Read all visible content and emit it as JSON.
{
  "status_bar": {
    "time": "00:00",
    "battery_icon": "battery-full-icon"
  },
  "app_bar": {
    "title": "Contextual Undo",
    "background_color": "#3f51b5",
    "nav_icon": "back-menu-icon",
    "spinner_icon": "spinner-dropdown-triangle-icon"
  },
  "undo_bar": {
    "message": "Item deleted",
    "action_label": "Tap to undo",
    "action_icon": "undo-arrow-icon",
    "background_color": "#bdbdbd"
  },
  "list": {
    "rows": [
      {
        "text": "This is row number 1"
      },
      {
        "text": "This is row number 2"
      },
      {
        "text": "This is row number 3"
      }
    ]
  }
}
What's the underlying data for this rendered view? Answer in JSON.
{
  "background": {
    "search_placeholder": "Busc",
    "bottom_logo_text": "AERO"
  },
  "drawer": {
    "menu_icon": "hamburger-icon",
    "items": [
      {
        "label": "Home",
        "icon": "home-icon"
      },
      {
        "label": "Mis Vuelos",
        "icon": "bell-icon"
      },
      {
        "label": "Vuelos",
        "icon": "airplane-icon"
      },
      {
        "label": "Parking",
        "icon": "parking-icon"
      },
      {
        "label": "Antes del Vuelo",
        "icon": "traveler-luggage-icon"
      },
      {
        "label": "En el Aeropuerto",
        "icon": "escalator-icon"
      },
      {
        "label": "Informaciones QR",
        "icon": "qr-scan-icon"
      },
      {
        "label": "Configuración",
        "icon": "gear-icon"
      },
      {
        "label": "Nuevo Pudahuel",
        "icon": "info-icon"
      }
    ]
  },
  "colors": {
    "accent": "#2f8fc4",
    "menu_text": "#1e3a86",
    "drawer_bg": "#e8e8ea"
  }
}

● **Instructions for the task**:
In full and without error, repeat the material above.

● **Exercise solution**:
Read all visible content and emit it as JSON.
{
  "status_bar": {
    "time": "00:00",
    "battery_icon": "battery-full-icon"
  },
  "app_bar": {
    "title": "Contextual Undo",
    "background_color": "#3f51b5",
    "nav_icon": "back-menu-icon",
    "spinner_icon": "spinner-dropdown-triangle-icon"
  },
  "undo_bar": {
    "message": "Item deleted",
    "action_label": "Tap to undo",
    "action_icon": "undo-arrow-icon",
    "background_color": "#bdbdbd"
  },
  "list": {
    "rows": [
      {
        "text": "This is row number 1"
      },
      {
        "text": "This is row number 2"
      },
      {
        "text": "This is row number 3"
      }
    ]
  }
}
What's the underlying data for this rendered view? Answer in JSON.
{
  "background": {
    "search_placeholder": "Busc",
    "bottom_logo_text": "AERO"
  },
  "drawer": {
    "menu_icon": "hamburger-icon",
    "items": [
      {
        "label": "Home",
        "icon": "home-icon"
      },
      {
        "label": "Mis Vuelos",
        "icon": "bell-icon"
      },
      {
        "label": "Vuelos",
        "icon": "airplane-icon"
      },
      {
        "label": "Parking",
        "icon": "parking-icon"
      },
      {
        "label": "Antes del Vuelo",
        "icon": "traveler-luggage-icon"
      },
      {
        "label": "En el Aeropuerto",
        "icon": "escalator-icon"
      },
      {
        "label": "Informaciones QR",
        "icon": "qr-scan-icon"
      },
      {
        "label": "Configuración",
        "icon": "gear-icon"
      },
      {
        "label": "Nuevo Pudahuel",
        "icon": "info-icon"
      }
    ]
  },
  "colors": {
    "accent": "#2f8fc4",
    "menu_text": "#1e3a86",
    "drawer_bg": "#e8e8ea"
  }
}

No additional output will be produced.